Administration for Children’s Services facility in Kips Bay (Photo via Google Maps)
By Sabina Mollot
Regular readers of this newspaper know that when the Administration for Children’s Services is mentioned in a story, as it frequently is, it’s because there’s been an arrest of one of the young people staying at the ACS children’s center in Kips Bay. Often, it’s an assault or robbery with multiple youths involved. The children’s center, located on First Avenue and 28th Street, is where individuals age zero to 21 are often placed when they’re removed from their homes because of abuse or neglect. Another function of the ACS is to place the individuals in their care with foster families.
The need for local people to foster, as well as some new programming at the center aimed at keeping its occupants out of trouble (and ideally into a better future) was recently discussed by ACS Associate Commissioner Rebecca Chew.
Chew made her appeal for foster parents as well as for the understanding of the community while speaking at a recent meeting organized by the NYPD’s new Neighborhood Coordination Officers program for the 13th Precinct. The meeting, held on February 5 at the Alexandria Center’s Apella event space on East 29th Street, was geared towards people living in the northeast quadrant of the confines of the precinct, the neighborhoods of Peter Cooper Village and Kips Bay.
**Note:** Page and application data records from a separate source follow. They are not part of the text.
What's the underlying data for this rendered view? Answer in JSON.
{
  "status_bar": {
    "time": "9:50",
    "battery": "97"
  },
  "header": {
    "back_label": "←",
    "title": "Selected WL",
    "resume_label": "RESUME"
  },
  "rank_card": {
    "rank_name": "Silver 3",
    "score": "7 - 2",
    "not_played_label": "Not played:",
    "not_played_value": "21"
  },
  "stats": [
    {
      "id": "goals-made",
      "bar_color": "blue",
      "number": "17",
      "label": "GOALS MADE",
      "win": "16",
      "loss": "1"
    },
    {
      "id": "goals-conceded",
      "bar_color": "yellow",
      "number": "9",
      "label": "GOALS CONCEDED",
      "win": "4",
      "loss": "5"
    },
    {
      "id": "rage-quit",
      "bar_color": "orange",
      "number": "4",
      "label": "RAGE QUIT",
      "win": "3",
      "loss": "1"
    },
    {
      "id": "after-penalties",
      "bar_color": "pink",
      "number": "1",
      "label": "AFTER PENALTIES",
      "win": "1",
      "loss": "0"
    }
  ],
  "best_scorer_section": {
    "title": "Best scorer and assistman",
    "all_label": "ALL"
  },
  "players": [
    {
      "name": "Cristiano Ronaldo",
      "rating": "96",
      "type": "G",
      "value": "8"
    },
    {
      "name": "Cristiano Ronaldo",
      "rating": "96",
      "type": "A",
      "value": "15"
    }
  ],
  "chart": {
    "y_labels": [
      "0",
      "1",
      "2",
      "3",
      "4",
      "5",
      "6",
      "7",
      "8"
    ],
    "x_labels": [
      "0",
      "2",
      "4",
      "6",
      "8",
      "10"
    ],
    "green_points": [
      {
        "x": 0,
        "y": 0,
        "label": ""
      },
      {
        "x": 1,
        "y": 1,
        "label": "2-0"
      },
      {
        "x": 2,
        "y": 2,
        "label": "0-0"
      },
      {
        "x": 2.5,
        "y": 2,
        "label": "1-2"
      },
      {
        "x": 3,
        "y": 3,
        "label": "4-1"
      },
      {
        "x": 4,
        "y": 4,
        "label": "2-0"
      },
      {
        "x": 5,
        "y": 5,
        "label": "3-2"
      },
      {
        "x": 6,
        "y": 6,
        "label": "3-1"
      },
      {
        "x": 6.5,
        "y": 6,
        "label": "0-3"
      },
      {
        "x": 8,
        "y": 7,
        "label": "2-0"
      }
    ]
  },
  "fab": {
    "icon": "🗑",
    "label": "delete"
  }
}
With more than a few people in attendance residents of Kips Bay — who complained about crime in the area perpetrated by young people they believed to be ACS residents — Chew began her presentation by pointing out that those in the agency’s care are often there “because of emergency circumstances.
Cops are looking for a man who shoved an employee at the Coach store at 79 Fifth Avenue after he was caught trying to shoplift.
It was on Thursday, March 7 at 6:10 p.m., when the man strolled into the store at East 16th Street and picked up a $295 bag and an $1,100 jacket. When he tried to leave without paying, an employee confronted him. The man then shoved him out of his way and said, “Do you want to get punched or do you want to get stabbed?” The thief then fled out a rear door with the luxury label items.
The suspect is described as black, 25, 5 ft. 11 ins. and 160 lbs. He was wearing a black coat and hat and white sneakers. Because of the alleged threat, he is being sought for robbery, rather than theft.
Anyone with information is asked to call 1-800-TIPS (8477). All calls are confidential.
Representatives from the agency were at a Community Board 6 meeting on Monday, where frustrated East Side residents in attendance didn’t get any of the answers they were hoping for.
The CB6 meeting was the first appearance by the transit authority at the community board since the new plan, which allows the L train to continue running while work is being done, was announced in January. Officials from the agency shared updates at the meeting that the MTA had offered local elected officials in mid-February.
Glen Lunden, manager of operations planning at NYC Transit, said that part of the mitigation efforts under the revised plan includes increasing service on the M14, especially along the M14A, which uses Avenue A and runs from the West Village to Grand Street on the Lower East Side. The M14D uses Avenue D, and goes between Chelsea Piers and Delancey Street on the Lower East Side. As Town & Village has previously reported, the agency is planning to launch Select Bus Service on the M14 route but the express but service won’t be available until later in the year.